More than half a trillion dollars in subsidies for fossil fuels are discouraging energy efficiencies and renewable alternatives. This news release from the Global Renewable Fuels Alliance (GRFA) cites an International Energy Agency (IEA) report that shows worldwide fossil fuel consumption subsidies reached $550 billion in 2013, keeping down investments to make energy more efficient and renewable.
“Fossil fuel subsidies are theoretically intended to increase energy access, but according to the IEA these subsidies are failing while discouraging investment in energy efficiencies and renewables.
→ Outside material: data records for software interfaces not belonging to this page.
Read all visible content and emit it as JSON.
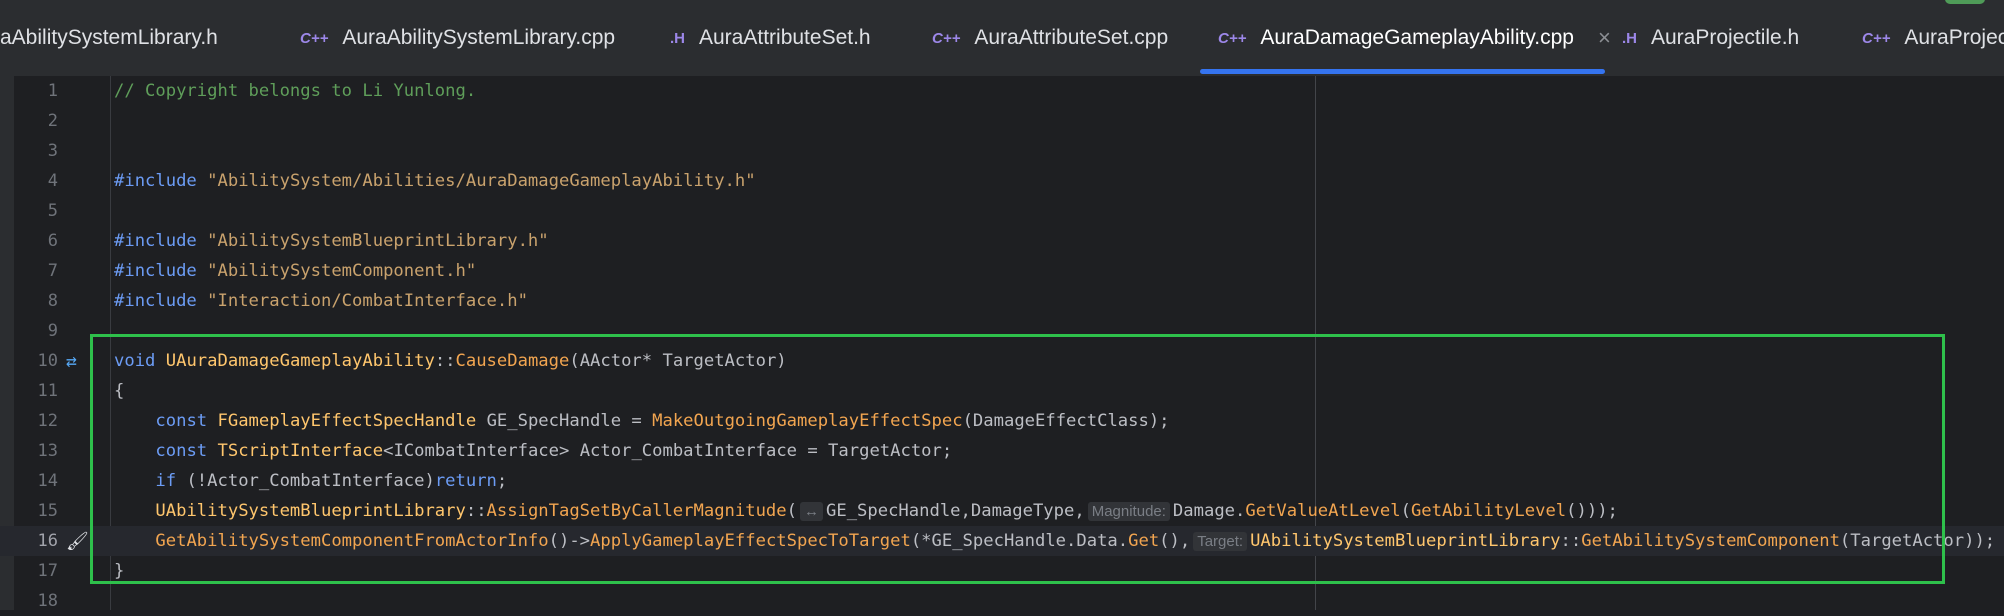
{
  "tabs": [
    {
      "label": "aAbilitySystemLibrary.h",
      "type": "",
      "active": false
    },
    {
      "label": "AuraAbilitySystemLibrary.cpp",
      "type": "C++",
      "active": false
    },
    {
      "label": "AuraAttributeSet.h",
      "type": ".H",
      "active": false
    },
    {
      "label": "AuraAttributeSet.cpp",
      "type": "C++",
      "active": false
    },
    {
      "label": "AuraDamageGameplayAbility.cpp",
      "type": "C++",
      "active": true
    },
    {
      "label": "AuraProjectile.h",
      "type": ".H",
      "active": false
    },
    {
      "label": "AuraProjecti",
      "type": "C++",
      "active": false
    }
  ],
  "tab_close_glyph": "×",
  "editor": {
    "line_numbers": [
      "1",
      "2",
      "3",
      "4",
      "5",
      "6",
      "7",
      "8",
      "9",
      "10",
      "11",
      "12",
      "13",
      "14",
      "15",
      "16",
      "17",
      "18"
    ],
    "comment": "// Copyright belongs to Li Yunlong.",
    "include_kw": "#include",
    "includes": [
      "\"AbilitySystem/Abilities/AuraDamageGameplayAbility.h\"",
      "\"AbilitySystemBlueprintLibrary.h\"",
      "\"AbilitySystemComponent.h\"",
      "\"Interaction/CombatInterface.h\""
    ],
    "l10": {
      "void": "void",
      "cls": "UAuraDamageGameplayAbility",
      "sep": "::",
      "fn": "CauseDamage",
      "args": "(AActor* TargetActor)"
    },
    "l11": "{",
    "l12": {
      "const": "const",
      "type": "FGameplayEffectSpecHandle",
      "rest": " GE_SpecHandle = ",
      "fn": "MakeOutgoingGameplayEffectSpec",
      "args": "(DamageEffectClass);"
    },
    "l13": {
      "const": "const",
      "type": "TScriptInterface",
      "tpl": "<ICombatInterface>",
      "rest": " Actor_CombatInterface = TargetActor;"
    },
    "l14": {
      "if": "if",
      "cond": " (!Actor_CombatInterface)",
      "ret": "return",
      "end": ";"
    },
    "l15": {
      "cls": "UAbilitySystemBlueprintLibrary",
      "sep": "::",
      "fn": "AssignTagSetByCallerMagnitude",
      "open": "(",
      "hint1": "↔",
      "a1": "GE_SpecHandle,DamageType,",
      "hint2": "Magnitude:",
      "a2": "Damage.",
      "fn2": "GetValueAtLevel",
      "open2": "(",
      "fn3": "GetAbilityLevel",
      "end": "()));"
    },
    "l16": {
      "fn": "GetAbilitySystemComponentFromActorInfo",
      "arrow": "()->",
      "fn2": "ApplyGameplayEffectSpecToTarget",
      "a1": "(*GE_SpecHandle.Data.",
      "fn3": "Get",
      "a2": "(),",
      "hint": "Target:",
      "cls": "UAbilitySystemBlueprintLibrary",
      "sep": "::",
      "fn4": "GetAbilitySystemComponent",
      "end": "(TargetActor));"
    },
    "l17": "}"
  },
  "colors": {
    "accent": "#3574f0",
    "highlight_box": "#2ec04b"
  }
}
This raises a glaring question; who’s the $550 billion benefiting?” asked Bliss Baker, spokesperson for the GRFA.
Despite falling oil prices, fossil fuel consumption subsidies rose by $6 billion, to $550 billion in 2013, up from $544 billion in 2012. By comparison, all global renewable energy sources received less than a quarter of that amount in subsidies.
“It seems counter productive to subsidize the most profitable industry on Earth that contributes the majority of global greenhouse gas emissions, especially when biofuels are growing and are the only commercial alternative to transport fossil fuels,” stated Baker.
GRFA also says that by 2040, biofuels use will more than triple, rising from 1.3 million barrels of oil equivalent per day in 2012 to 4.6 million barrels per day in 2040, about 8 percent of road-transport fuel demand.